▸ Brief
Take every line of the material below that includes the string "arrow" and copy it out.

***** Data excerpts *****

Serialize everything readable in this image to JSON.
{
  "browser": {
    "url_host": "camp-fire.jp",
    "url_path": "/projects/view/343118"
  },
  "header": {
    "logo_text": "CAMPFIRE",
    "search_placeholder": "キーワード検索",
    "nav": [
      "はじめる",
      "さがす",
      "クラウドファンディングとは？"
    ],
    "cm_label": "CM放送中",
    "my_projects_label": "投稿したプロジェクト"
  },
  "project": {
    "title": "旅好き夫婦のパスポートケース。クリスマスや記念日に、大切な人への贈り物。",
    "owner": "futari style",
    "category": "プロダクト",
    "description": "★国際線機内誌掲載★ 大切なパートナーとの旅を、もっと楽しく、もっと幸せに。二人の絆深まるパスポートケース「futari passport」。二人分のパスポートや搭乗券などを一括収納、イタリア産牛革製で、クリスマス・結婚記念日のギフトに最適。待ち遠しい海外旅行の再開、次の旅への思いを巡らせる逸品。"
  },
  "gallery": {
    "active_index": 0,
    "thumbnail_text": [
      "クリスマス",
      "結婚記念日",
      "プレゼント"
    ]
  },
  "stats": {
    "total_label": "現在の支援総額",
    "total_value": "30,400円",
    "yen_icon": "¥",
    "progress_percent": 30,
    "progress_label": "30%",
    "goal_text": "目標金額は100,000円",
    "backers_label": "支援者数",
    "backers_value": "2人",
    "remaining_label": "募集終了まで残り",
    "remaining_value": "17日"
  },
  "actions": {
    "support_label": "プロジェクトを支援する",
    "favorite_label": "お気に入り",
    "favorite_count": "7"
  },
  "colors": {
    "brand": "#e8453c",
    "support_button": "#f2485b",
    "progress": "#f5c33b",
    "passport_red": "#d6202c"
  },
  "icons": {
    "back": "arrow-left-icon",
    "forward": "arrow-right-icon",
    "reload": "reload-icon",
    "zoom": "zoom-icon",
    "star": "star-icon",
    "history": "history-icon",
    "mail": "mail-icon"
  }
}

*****

▸ Reply
    "back": "arrow-left-icon",
    "forward": "arrow-right-icon",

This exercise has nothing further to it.